Ours had been a hard marriage complicated by dynamics that had perplexed and puzzled me for 16 yrs. I had spent countless hours rearranging the puzzle pieces of our lives together. I was always trying to make our journey as a couple make sense. There always seemed to be a piece missing as if we'd come from the marriage factory an incomplete, defective kit.

We had been thru nine marriage counselors in 16 yrs. We would, frankly, have been divorced but for one thing...we were too broke to hire the lawyers to seal our fate. We were out of the valley of shadows, but the light purely revealed that we were strangers. We lived as housemates sharing chores and responsibilities but none of the perks of the vows we took all those years before. I had once heard being single was not nearly as lonely as being lonely in a marriage. If that phrase was defined in a picture dictionary, I would have been the poster girl.
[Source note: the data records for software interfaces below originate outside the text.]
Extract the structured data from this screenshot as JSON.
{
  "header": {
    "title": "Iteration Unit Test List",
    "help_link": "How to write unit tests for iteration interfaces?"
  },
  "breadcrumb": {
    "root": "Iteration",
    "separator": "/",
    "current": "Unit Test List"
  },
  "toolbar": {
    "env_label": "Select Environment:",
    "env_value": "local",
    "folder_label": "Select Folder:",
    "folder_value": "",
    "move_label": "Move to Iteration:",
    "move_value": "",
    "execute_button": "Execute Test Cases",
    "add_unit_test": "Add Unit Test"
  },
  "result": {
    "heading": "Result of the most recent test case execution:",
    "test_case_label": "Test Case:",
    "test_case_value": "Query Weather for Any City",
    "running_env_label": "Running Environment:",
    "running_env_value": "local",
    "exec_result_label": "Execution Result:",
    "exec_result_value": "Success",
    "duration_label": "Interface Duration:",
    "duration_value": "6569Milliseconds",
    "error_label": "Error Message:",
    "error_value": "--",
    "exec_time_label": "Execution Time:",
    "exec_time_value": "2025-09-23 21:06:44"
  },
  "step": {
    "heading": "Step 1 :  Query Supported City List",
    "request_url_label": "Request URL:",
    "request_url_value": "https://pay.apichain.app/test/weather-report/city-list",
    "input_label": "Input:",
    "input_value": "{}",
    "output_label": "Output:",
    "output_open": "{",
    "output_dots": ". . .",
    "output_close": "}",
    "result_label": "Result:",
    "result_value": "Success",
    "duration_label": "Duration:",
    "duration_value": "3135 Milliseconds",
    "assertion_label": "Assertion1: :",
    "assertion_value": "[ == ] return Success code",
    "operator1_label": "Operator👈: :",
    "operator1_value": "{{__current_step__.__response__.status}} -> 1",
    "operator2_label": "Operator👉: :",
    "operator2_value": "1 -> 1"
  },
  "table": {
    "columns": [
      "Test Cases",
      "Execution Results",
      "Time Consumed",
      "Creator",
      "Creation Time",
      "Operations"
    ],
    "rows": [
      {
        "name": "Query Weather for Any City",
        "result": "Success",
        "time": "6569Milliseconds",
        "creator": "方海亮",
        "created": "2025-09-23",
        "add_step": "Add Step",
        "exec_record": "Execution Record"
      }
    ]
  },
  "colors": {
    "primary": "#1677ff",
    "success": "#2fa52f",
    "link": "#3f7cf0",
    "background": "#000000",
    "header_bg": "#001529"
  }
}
One sad, lonely day, my marriage cum business partner turned to me and said, “I've made an appointment with a counselor. Will you go?” I looked at him thru zombie dead eyes and said, “If the first 9 didn't fix us, this one won't either. You go if you want. I'm done.” And, he did. Every other week for the next 6 months, he did.

Oh my. Like I said a few posts ago, we had no idea how much deeper the shadows could get. Like I said on my 'about me' page, I've been thru enough that the fraidy cat in me is well acquainted with the fraidy cat in you. This is hard work. I don't blame you if you don't come back. I hope you will. I hope when you do, you will bring a friend. Fraidy cats rule, but only if they stick together.

To ready part one of our story, click here: Writing My Way Back to God


  1. Wow, CA! Again, you wrote some words here that I could have written myself~most especially, when you speak of being good stewards of money, but still ending up in front of that officer of the court, and a faceless nobody to most other people. I can definitely say "been there, done that" to those words!! Looking forward to your next post.

  2. Do you realize what has happened to you? As a writer? You have found your voice. You are a rock star, girl! Never forget it.

    - Lots of love,
    Elizabeth V.

  3. Well, Vicki, given the post 2008 world we live in, I'm guessing there are many, many more folks out there who now understand how you and I have felt. I hope many of those folks will somehow find their way to our little fraidy cat corner of the cyber-universe! I hope you and I will find healing as we walk together thru my blog.

  4. Elizabeth V.-- coming from someone who writes for a living and who has always, ALWAYS been there, your high praise has left me blubbering like an idiot. Now that I'm a rock star, do I have to wear spandex? I love YOU more than words can express.